It happened today - July 14, 2016
On this date in history Alexander Mackenzie didn’t reach the Pacific and probably said a bad word. Because July 14 of 1789 wasn’t just one more day he didn’t reach the Pacific because he was still trudging down the river that now bears his name, the 2nd-longest in North America. It was the date he discovered he was never going to reach the Pacific that way because he did reach the mouth of the river and darn it all it was polar bears, icebergs and the blasted Arctic Ocean.
OK, I don’t know exactly what he saw or what he said. But I do know he named the river “Disappointment River” and that’s quite an eloquent name for a river 1738 kilometres long from Great Slave Lake to the not Pacific.
The thing is, it’s not really his fault. He didn’t put the rivers where they were. One guy started exploring the Mississippi, the longest river in North America, and it came out somewhere warm. Another guy, at least as tough, started exploring the Deh-Cho, as the locals called it, and it came out somewhere cold. It’s not a less impressive river, its tributaries extending into four of Canada’s current provinces, draining some 20% of Canada’s land mass. And it’s not a less impressive achievement just because the punchline was “ha ha this isn’t a trade route” and the 20% of Canada it drains is the part you’d least like to win in a poker game.

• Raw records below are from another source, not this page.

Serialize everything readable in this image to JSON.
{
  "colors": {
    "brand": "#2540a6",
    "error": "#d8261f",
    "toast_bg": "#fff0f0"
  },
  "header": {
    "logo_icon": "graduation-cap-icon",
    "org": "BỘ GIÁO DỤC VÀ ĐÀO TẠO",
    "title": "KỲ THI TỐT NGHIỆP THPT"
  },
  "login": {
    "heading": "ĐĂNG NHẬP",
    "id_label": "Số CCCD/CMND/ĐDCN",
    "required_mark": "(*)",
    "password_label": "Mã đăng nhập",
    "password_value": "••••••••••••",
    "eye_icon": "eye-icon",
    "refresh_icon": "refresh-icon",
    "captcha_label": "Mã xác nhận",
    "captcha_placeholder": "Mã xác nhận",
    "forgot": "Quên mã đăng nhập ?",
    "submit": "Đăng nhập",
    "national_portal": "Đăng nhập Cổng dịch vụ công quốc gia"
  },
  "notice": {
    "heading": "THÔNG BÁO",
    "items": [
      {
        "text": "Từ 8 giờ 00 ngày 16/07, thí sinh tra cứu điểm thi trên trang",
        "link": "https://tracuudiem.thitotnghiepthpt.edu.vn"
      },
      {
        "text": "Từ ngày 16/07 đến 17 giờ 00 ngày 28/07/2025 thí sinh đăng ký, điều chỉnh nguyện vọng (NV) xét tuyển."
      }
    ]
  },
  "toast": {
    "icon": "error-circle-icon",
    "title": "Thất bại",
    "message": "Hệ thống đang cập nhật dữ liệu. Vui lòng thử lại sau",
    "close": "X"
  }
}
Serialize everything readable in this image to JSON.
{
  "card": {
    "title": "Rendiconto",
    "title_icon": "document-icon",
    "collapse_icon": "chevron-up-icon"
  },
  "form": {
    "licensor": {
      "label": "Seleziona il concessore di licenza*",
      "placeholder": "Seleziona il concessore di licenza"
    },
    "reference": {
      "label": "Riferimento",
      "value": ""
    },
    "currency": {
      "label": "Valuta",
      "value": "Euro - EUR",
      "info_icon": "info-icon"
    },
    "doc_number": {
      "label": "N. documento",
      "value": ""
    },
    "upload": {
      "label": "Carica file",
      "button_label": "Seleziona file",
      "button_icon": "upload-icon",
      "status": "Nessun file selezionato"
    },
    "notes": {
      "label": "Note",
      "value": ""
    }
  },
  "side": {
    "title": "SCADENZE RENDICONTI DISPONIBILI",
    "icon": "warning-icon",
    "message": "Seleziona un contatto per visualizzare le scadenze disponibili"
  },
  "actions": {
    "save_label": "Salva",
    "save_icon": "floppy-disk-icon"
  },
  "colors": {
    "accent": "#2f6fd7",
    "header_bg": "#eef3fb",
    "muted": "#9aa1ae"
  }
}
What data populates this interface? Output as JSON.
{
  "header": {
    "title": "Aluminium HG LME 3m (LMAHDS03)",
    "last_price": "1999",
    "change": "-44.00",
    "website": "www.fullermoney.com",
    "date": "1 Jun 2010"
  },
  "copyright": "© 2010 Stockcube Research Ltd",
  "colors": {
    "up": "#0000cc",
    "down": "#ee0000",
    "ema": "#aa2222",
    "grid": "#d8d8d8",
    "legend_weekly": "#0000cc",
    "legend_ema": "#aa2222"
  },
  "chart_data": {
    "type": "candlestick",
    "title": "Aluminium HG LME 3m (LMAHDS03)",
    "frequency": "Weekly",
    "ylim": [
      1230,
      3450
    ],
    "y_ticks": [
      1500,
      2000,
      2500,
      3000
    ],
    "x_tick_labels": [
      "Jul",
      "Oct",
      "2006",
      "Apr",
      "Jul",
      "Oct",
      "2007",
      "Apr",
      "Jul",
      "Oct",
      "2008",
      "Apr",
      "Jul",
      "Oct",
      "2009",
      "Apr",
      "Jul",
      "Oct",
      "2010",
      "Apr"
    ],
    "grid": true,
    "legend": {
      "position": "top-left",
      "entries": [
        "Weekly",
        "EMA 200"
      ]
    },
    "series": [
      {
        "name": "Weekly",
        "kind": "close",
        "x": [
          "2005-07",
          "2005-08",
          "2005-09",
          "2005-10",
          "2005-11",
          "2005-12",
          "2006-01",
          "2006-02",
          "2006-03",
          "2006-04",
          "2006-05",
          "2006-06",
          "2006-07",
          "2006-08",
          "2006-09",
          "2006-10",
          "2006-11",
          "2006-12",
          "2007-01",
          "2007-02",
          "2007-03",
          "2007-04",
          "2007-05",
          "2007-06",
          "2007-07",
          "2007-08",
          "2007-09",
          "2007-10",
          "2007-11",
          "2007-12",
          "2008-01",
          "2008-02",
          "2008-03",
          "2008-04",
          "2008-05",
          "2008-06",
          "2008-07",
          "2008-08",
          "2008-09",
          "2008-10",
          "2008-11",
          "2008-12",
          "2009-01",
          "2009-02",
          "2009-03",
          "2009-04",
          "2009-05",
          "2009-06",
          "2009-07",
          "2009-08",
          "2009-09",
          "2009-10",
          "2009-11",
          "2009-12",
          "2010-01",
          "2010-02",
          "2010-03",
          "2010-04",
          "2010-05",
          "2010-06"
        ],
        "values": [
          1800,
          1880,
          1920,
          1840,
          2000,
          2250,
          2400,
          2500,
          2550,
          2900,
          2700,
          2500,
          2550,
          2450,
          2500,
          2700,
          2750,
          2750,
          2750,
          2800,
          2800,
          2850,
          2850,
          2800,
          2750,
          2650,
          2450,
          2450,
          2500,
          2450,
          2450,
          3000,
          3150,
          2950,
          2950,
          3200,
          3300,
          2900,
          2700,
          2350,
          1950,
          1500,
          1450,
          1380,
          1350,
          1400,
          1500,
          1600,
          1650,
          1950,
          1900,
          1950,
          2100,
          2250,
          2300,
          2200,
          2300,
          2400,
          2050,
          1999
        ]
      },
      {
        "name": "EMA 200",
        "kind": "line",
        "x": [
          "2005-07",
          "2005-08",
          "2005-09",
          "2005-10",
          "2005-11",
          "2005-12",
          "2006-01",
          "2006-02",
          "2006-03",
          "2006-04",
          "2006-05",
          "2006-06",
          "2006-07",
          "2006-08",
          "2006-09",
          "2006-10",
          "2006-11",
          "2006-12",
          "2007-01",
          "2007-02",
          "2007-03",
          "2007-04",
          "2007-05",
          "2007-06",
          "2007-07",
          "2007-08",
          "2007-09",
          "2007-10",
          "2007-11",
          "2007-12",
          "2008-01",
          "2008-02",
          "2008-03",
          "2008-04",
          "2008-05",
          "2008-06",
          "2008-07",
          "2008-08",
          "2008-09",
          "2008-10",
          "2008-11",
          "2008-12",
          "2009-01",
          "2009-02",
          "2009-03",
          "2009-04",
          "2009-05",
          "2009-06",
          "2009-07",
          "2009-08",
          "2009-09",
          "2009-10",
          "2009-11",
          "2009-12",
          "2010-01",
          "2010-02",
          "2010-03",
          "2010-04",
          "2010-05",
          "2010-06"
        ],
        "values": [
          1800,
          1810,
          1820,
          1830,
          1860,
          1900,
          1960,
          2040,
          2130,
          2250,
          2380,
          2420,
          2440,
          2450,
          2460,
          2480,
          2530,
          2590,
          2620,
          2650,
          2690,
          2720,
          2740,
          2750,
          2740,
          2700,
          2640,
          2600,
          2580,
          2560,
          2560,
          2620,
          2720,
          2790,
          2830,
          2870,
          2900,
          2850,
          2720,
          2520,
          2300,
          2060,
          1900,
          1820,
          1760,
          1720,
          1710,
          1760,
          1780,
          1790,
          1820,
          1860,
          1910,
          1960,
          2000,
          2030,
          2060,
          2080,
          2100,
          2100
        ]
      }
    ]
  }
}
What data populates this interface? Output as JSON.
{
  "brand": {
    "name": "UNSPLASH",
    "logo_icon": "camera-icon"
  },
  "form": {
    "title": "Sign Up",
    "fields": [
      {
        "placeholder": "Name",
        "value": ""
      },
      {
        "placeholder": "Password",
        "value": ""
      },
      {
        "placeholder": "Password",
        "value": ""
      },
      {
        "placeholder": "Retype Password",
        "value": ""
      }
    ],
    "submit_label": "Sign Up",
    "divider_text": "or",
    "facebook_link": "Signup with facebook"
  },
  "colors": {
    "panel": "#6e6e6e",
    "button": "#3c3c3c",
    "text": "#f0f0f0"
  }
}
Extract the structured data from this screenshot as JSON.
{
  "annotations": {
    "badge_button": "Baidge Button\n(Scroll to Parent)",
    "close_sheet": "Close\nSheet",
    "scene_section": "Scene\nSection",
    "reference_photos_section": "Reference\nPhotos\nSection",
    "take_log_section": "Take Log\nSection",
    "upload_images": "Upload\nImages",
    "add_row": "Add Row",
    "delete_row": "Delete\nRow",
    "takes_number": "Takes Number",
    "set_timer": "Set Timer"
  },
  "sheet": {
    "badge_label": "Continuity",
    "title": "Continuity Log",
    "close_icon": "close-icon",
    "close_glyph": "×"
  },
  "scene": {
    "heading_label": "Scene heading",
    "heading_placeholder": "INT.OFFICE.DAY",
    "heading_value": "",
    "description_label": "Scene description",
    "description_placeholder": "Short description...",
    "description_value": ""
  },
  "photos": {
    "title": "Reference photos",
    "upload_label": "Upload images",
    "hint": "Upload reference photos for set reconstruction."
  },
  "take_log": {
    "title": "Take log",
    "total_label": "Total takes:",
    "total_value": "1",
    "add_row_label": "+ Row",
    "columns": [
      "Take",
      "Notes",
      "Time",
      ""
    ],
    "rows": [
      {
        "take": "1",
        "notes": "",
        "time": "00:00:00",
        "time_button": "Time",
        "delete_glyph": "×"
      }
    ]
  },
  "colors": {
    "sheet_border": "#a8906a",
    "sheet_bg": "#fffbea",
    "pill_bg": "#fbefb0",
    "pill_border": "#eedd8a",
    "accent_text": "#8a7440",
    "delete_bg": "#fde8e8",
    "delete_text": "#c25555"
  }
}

As for Mackenzie, he wasn’t a man to give in to disappointment. He went back to Britain to study this new-fangled longitude or, more precisely, methods of actually knowing how far east or west you were instead of just hoping you weren’t hopelessly lost or about to crash into something big and hard. The next year he came back and aimed west instead of north from Fort Chipewyan on Lake Athabaska, which only Great Slave Lake would consider “south of here”, along with two native guides, one cousin, six voyageurs and a dog called creatively “Our Dog” (since a possible alternative was “Dog Disappointment” perhaps it got off light). And barely nine months later he breezed into Bella Coola, completing the first recorded land crossing of North America north of Mexico only to be chased off by hostile locals before actually reaching the open ocean.
Eight years after that, his journals were published, then he was knighted, and served in the Lower Canada legislature before returning to Scotland and in his late 40s marrying a 14-year-old heiress, having three children, dying of Bright’s Disease in 1820 and being named a National Historic Person this year.
Canadian history is not exactly dull. But it is mercifully free of major crises within its borders compared, say, to France. Or the United States. Or Britain. We never had a brutal civil war. A lot of our great explorers found stuff nobody wanted enough to fight a major war over it. We settled most of our arguments without sticking anybody’s head on a pike. And so it is that Alexander Mackenzie explored our longest river with incredible determination, fortitude and hardiness, found nothing very interesting on the same day they stormed the Bastille in Paris, and went away again with only a snow storm and possibly a torrent of strong language.
My hat is off to him nevertheless. My thick fur hat. Can we go home now?